Prompt — Search the listing for the word "more" and copy every line where it turns up.

The data —
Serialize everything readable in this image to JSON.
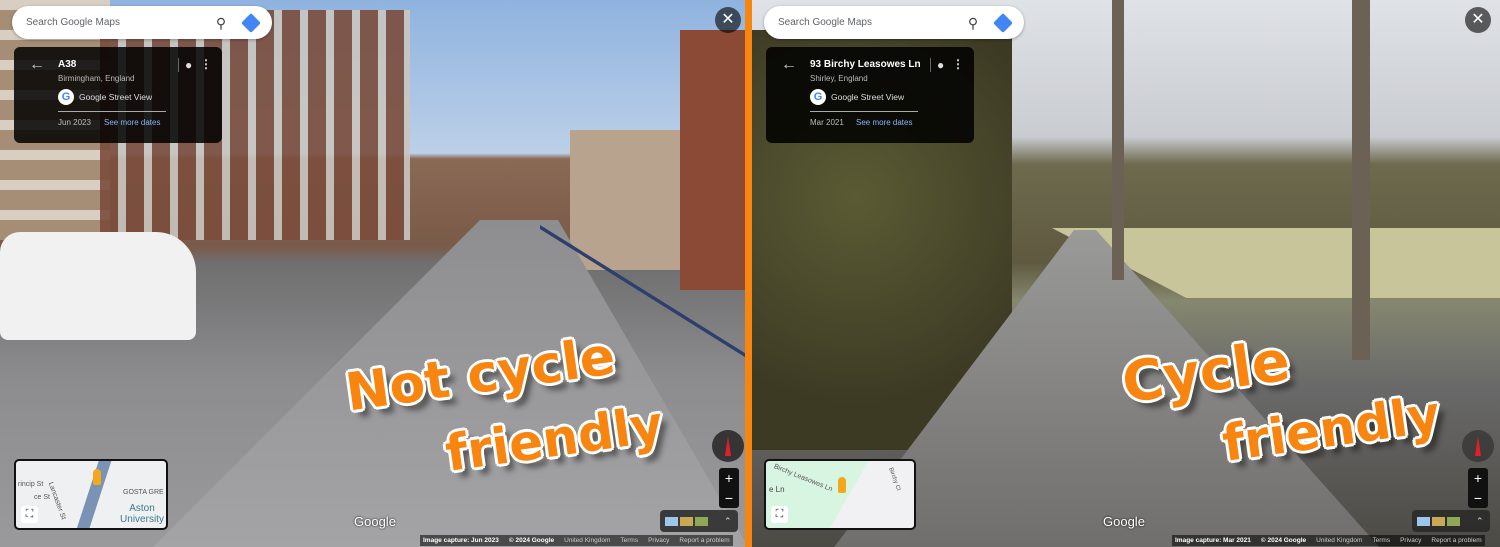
{
  "accent_color": "#f7850f",
  "left": {
    "search_placeholder": "Search Google Maps",
    "title": "A38",
    "subtitle": "Birmingham, England",
    "source": "Google Street View",
    "date": "Jun 2023",
    "more_dates": "See more dates",
    "minimap_labels": [
      "Lancaster St",
      "GOSTA GRE",
      "Aston University",
      "rincip St",
      "ce St"
    ],
    "google": "Google",
    "footer": {
      "capture": "Image capture: Jun 2023",
      "copyright": "© 2024 Google",
      "region": "United Kingdom",
      "terms": "Terms",
      "privacy": "Privacy",
      "report": "Report a problem"
    },
    "overlay": {
      "line1": "Not cycle",
      "line2": "friendly"
    }
  },
  "right": {
    "search_placeholder": "Search Google Maps",
    "title": "93 Birchy Leasowes Ln",
    "subtitle": "Shirley, England",
    "source": "Google Street View",
    "date": "Mar 2021",
    "more_dates": "See more dates",
    "minimap_labels": [
      "Birchy Leasowes Ln",
      "Birchy Cl",
      "e Ln"
    ],
    "google": "Google",
    "footer": {
      "capture": "Image capture: Mar 2021",
      "copyright": "© 2024 Google",
      "region": "United Kingdom",
      "terms": "Terms",
      "privacy": "Privacy",
      "report": "Report a problem"
    },
    "overlay": {
      "line1": "Cycle",
      "line2": "friendly"
    }
  },
  "icons": {
    "search": "search-icon",
    "directions": "directions-icon",
    "back": "arrow-left-icon",
    "pin": "location-pin-icon",
    "more": "more-vert-icon",
    "close": "close-icon",
    "compass": "compass-icon",
    "zoom_in": "plus-icon",
    "zoom_out": "minus-icon",
    "fullscreen": "fullscreen-icon",
    "expand": "chevron-double-up-icon"
  }
}
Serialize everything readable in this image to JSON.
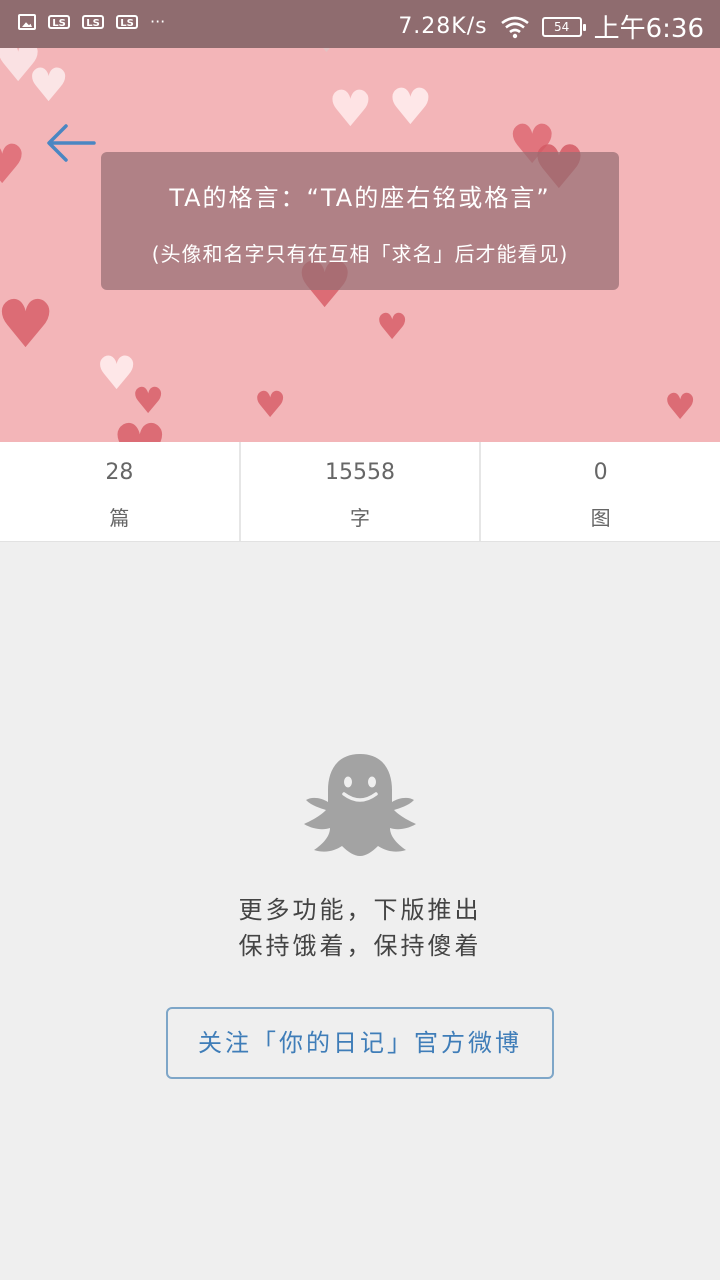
{
  "status_bar": {
    "notif_label": "LS",
    "more": "···",
    "net_speed": "7.28K/s",
    "battery": "54",
    "time": "上午6:36"
  },
  "header": {
    "motto": "TA的格言：“TA的座右铭或格言”",
    "note": "(头像和名字只有在互相「求名」后才能看见)"
  },
  "stats": [
    {
      "value": "28",
      "label": "篇"
    },
    {
      "value": "15558",
      "label": "字"
    },
    {
      "value": "0",
      "label": "图"
    }
  ],
  "empty_state": {
    "line1": "更多功能，下版推出",
    "line2": "保持饿着，保持傻着"
  },
  "weibo_button": "关注「你的日记」官方微博",
  "colors": {
    "header_bg": "#f3b5b8",
    "accent": "#3f7db8",
    "status_bar_bg": "#8f6c6f"
  }
}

Reply —
    "more_dates": "See more dates",
    "more_dates": "See more dates",
    "more": "more-vert-icon",
    "more": "···",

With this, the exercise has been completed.